Shout it Out Loud
I heard Gene Simmons say once that Kiss strutted around like rock stars with big hair and dramatic costumes way before they made it big. Why? Because no one was going to believe in them unless they believed in themselves first.
I’m not saying you should dress flamboyantly and kick down doors, but the moral of the story is you must believe you are valuable if you expect others to do the same.
Do you deserve to be a professional artist? Should people spend their money on your work? Will it add beauty and meaning to their lives? Absolutely. Don’t ever doubt.
Make sure it’s true. Master your skills and create great work, but don’t ever doubt your value.
If you think you’re doomed to be a starving artist, you’ll never eat.

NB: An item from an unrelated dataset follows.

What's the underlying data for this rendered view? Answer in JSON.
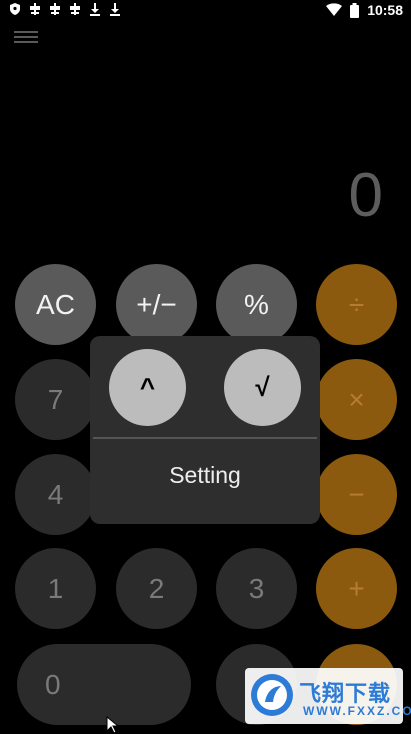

Know Your Niche
Identify other artists whose work is similar to yours, especially the successful ones. What are they doing to sell their work? Don’t be afraid to ask. If they’re local, visit them and talk. If they’re global, find them online and inquire. If they don’t want to communicate, their loss.

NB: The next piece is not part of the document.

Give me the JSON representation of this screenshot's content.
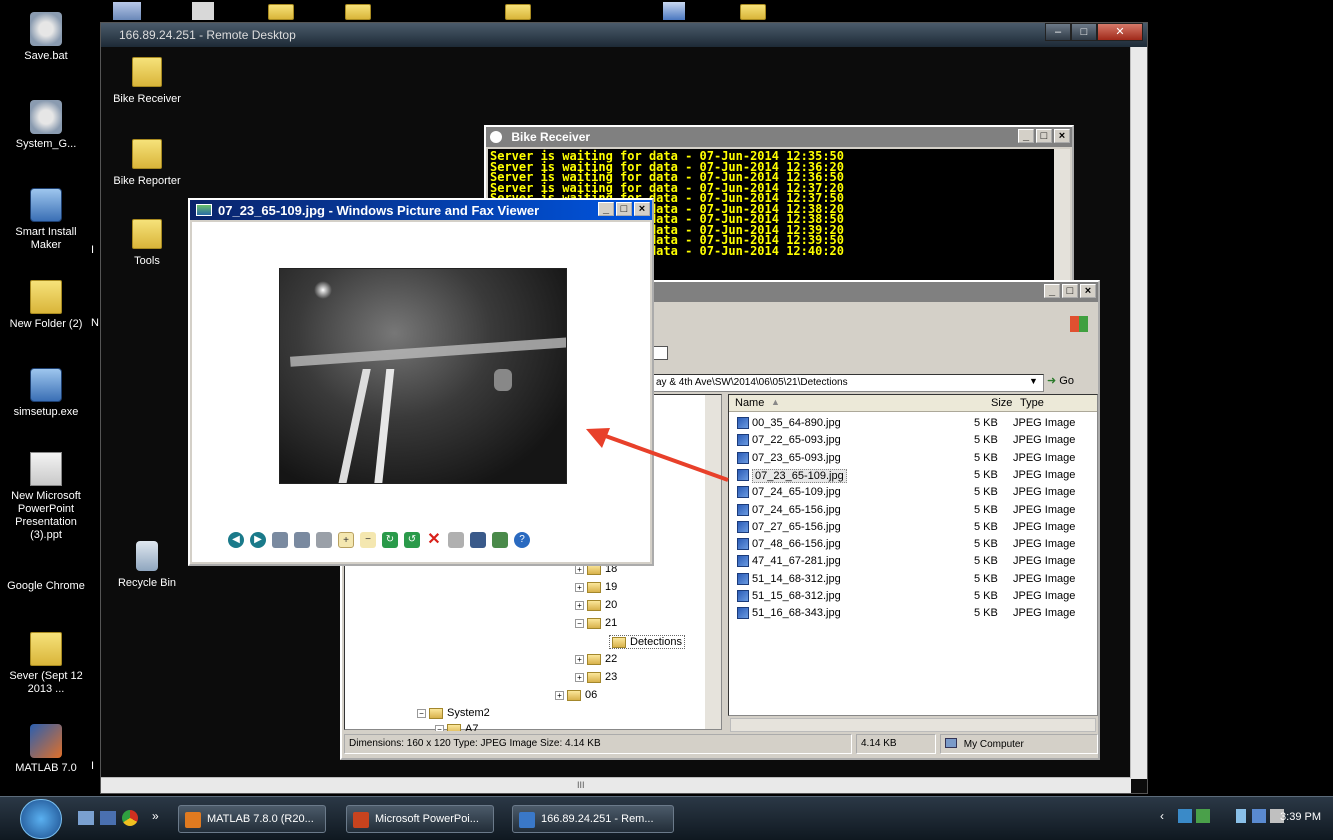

It’s important to determine to whom they are selling. To whom will you sell? “Anyone” might be the easy answer, but you need to be more specific.

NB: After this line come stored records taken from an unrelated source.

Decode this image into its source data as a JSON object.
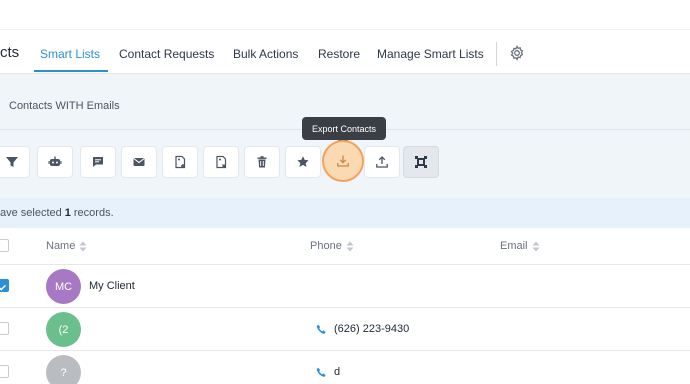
{
  "header": {
    "title": "cts"
  },
  "tabs": [
    {
      "label": "Smart Lists",
      "active": true
    },
    {
      "label": "Contact Requests",
      "active": false
    },
    {
      "label": "Bulk Actions",
      "active": false
    },
    {
      "label": "Restore",
      "active": false
    },
    {
      "label": "Manage Smart Lists",
      "active": false
    }
  ],
  "filter": {
    "smart_list_name": "Contacts WITH Emails"
  },
  "toolbar": {
    "tooltip": "Export Contacts",
    "buttons": [
      {
        "icon": "filter-icon"
      },
      {
        "icon": "robot-icon"
      },
      {
        "icon": "message-icon"
      },
      {
        "icon": "email-icon"
      },
      {
        "icon": "tag-add-icon"
      },
      {
        "icon": "tag-remove-icon"
      },
      {
        "icon": "trash-icon"
      },
      {
        "icon": "star-icon"
      },
      {
        "icon": "export-icon"
      },
      {
        "icon": "import-icon"
      },
      {
        "icon": "merge-icon"
      }
    ]
  },
  "selection": {
    "prefix": "ave selected",
    "count": "1",
    "suffix": "records."
  },
  "table": {
    "columns": [
      "Name",
      "Phone",
      "Email"
    ],
    "rows": [
      {
        "initials": "MC",
        "name": "My Client",
        "phone": "",
        "avatar_color": "#a779c4",
        "checked": true
      },
      {
        "initials": "(2",
        "name": "",
        "phone": "(626) 223-9430",
        "avatar_color": "#6bbf8c",
        "checked": false
      },
      {
        "initials": "?",
        "name": "",
        "phone": "d",
        "avatar_color": "#b9bcc1",
        "checked": false
      }
    ]
  },
  "colors": {
    "accent": "#2b8fd6",
    "highlight": "#f4a25a"
  }
}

What is common among your previous customers and the customers of those in your niche? Are they environmentalists, religious, rock’n’roll types or cat people? Are they veteran art buyers drawn to galleries? Do they purchase dramatic pieces that catch their eye online?
You might be tempted to say yes to every invitation to show your work. Once you have narrowed down your audience, you may realize some shows are not for you. They’re low target opportunities for your type of work.
You’re better off pursuing other markets.
How to Get Into a Gallery
Getting your work into a gallery is about more than just the pieces you’ll display. Yes, the owner needs to like your art, but the good ones are looking past that. They are looking at their future and yours.
You are entering into a business relationship. Consider this a job interview not for a one-time gig but for a career. The gallery will give you its space, time and endorsement. Are you worth it?
They want to know if you’re long term. They want to sell your work now and later. So are you a flash in the pan?
Talk to them about your past and your growth as an artist. Display your ambition, vision and goals. Convince them (and yourself) that you’ll be a major artist for years to come.
Express your knowledge about the art business or at least your willingness to learn. Be a professional. Be easy to work with.
When the results of your first show are less than spectacular, which they probably will be, be encouraged by the bright side. Show that you learned from it and will grow. Don’t be that bombastic artist crushed and indignant about those who didn’t buy.
Showing in Non-Gallery Situations
Galleries can take the fun out of art. Maybe you’re not the gallery type anyway. Many other businesses will be happy to have your work.
Banks, restaurants, coffee shops, music venues and other spots routinely rotate artwork from local creatives. Approach them with the same professionality you would a gallery.
The relationship will be different, though. At a gallery, both you and your host are in the business of selling your work. At a non-gallery location, selling you is not their first priority.
They are a business first that happens to display art. Your work makes their place more beautiful and interesting. It gives their customers a reason to come back routinely to see what’s new.
Realize their employees will not be primarily inclined to show off your work when you’re not there. So help them out with cards and information. Provide an easy display talking about your work, methods and history.
It’s not that they don’t want you to be successful. They will, if they like you. So get to know them. Be friendly and likeable, and then they’ll pull for you.
This is especially true in a food or beverage operation where a good chunk of the staff are artists of some kind too.
Request a reception when your show opens and closes. This gives you a chance to interact with the staff and customers. It gives you and the house a common purpose at last. You both want to bring people in.
Once you have a crowd, capture their information. Have a guest book or a comment box. Ask for their email address but also their comments and reactions. Start a dialogue.
Get Out There
The worst thing you can do is nothing. Be confident. Find your niche and a crowd that appreciates you. You’ll have more. Eventually your work will find traction and buyers.